The Early FBI's Acquisition Of Weapons Hard Cases


FBI files reveal the early Bureau obtained bids for hard cases in 1934-1935 from three main sources, namely, Kansas City Trunk, Virgil Weeks Trunk, and Bettinger's Trunk Companies. 

A 1935 Bid Sheet From Books Regarding Rifle Hard Cases For The FBI. The names being used by Books, the manager, on his letterheads resulted in confusion with regard to payment; see below. 

 Conroy in the 1930s

Conroy in the 1930s

SAC E. E. Conroy of the Kansas City Office was no doubt the Director's "point man" for obtaining bids and coordinating purchases of "hard cases" used by the Bureau for various weapons.  In the 1934 letter (below) to the Director we see his early beginning contact with the Books Kansas City Trunk Company, sometimes referred to in Bureau documents and outside readings as simply "The Kansas City Trunk Co."   Readers might notice that the company's letterhead, left, shows "The Books Trunk Co." while the logo on that same stationery is different.   

The appearance of these varied names for the same company may cause some confusion with researchers and others. 

Files we've examined reveal that "hard case" purchases were made between late 1934 and 1935, with the logistics of Conroy establishing contact, the need for specs and drawings, the necessity of finding three bidders, legalities involving U. S. Government bids and back and forth communicating with Headquarters. It does appear that although other bids were obtained on various cases, the Kansas City Trunk Company won the bids on each occasion, at least in the initial phases of the Bureau's purchases. We're not certain what transpired between the FBI, Kansas Trunk or any others in the ensuing years after.  

Conroy was a decorated World War I veteran and today, his son is a retired agent of the FBI.  His biography is in that section of this website. 

The document shown here provides some insight into the early beginnings of the relations, the weapons handled and the caution of Conroy to the Director about inferior products.

See Conroy's 1934 letter to Hoover is here.

The confusion between the names of "Kansas City Trunk Company" and "Books" with regard to payment is shown here.
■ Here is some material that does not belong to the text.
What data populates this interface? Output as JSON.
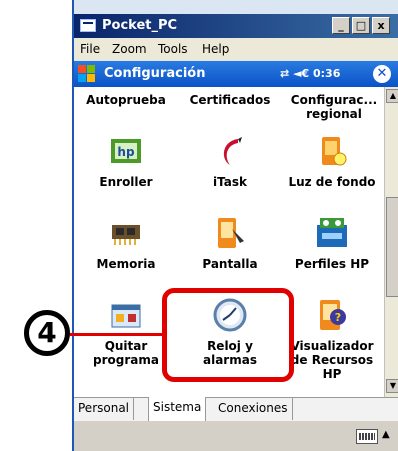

Conroy was requested to ensure this was straightened out. 

"Hardcase" information on various shoulder weapons may be located on that weapon's individual page(s) or may be shown below.

(Other hardcase specs etc. being accumulated as of March, 2015)